Modern communications allow the instant dissemination of information and images, creating a sensation of virtual presence at events that occur far away. This sensation gives meaning to the notions of 'real time' and of a 'present' that is shared within and among societies-in other words, a sensation of contemporaneity. But how were time and space conceived before modernity? When did this begin to change in Europe? To help answer such questions, this volume looks at the exchange of information and the development of communications networks at the dawn of journalism, when widespread public and private networks first emerged for the transmission of political news. What happened in Prague quickly reached Venice, and what happened in Naples was soon the talk of Hamburg. Gradually, enough became known about daily affairs around Europe for people to begin to think in terms of a 'shared present'. An analysis of contemporaneity adds a new dimension to the study of the origins of news and media history, as well as to the origins of a European identity.

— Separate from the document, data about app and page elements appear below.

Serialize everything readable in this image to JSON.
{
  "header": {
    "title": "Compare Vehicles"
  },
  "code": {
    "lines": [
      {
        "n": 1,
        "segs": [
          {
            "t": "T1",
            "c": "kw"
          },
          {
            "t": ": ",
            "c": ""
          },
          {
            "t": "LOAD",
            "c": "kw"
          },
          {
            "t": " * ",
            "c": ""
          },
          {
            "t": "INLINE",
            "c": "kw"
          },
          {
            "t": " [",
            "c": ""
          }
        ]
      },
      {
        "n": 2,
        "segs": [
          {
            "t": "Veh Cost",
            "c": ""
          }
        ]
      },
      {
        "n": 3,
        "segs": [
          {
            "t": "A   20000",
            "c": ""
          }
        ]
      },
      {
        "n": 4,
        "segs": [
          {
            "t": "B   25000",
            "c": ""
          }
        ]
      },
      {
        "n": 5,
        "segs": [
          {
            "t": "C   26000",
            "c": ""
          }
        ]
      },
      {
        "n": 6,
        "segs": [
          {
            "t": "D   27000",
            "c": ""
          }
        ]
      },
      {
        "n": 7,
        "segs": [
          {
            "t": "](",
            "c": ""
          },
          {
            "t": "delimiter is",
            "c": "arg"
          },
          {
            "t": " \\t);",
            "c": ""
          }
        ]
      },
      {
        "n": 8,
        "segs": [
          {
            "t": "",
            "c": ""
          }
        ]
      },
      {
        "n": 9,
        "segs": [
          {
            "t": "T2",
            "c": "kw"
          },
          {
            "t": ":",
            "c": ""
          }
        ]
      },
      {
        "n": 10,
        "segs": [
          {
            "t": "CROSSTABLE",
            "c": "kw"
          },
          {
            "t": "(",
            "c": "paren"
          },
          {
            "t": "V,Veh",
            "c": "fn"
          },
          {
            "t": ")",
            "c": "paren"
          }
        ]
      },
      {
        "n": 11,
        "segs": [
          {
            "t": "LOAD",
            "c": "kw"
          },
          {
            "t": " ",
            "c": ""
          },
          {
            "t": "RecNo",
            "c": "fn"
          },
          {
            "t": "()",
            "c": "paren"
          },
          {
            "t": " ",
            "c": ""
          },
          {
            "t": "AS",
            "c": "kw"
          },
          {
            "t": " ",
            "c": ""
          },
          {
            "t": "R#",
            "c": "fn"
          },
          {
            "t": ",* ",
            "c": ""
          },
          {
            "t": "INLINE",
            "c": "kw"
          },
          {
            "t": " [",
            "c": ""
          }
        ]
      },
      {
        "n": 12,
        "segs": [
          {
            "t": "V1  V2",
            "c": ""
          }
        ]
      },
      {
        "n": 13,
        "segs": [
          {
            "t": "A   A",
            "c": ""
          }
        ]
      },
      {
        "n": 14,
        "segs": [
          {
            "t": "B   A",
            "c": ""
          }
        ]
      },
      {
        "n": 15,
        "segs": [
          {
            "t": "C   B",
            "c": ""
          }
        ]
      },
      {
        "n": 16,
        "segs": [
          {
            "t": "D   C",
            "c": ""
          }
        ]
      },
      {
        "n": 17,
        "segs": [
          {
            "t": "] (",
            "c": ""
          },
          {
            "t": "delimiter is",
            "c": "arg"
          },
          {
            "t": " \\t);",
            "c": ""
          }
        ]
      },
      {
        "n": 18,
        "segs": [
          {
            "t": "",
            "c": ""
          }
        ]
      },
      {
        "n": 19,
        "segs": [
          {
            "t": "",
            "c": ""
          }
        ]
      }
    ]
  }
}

For whilst our understanding of the circulation of manuscript newsletters and printed reports has increased in recent years, much less is known about impact of this burgeoning journalism on a pan-European scale. Each essay in this volume explores the ways in which this international impact helped foster a developing sense of contemporaneity that encompassed not just single countries, but Europe as a whole. Taken together the collection offers the first panoramic view of the way stories were born, grew and matured during their transmission from source to source, from country to country. The results published here suggest that a continent-wide network, including manuscript and print, for the transmission of stories from place to place, existed and was effective.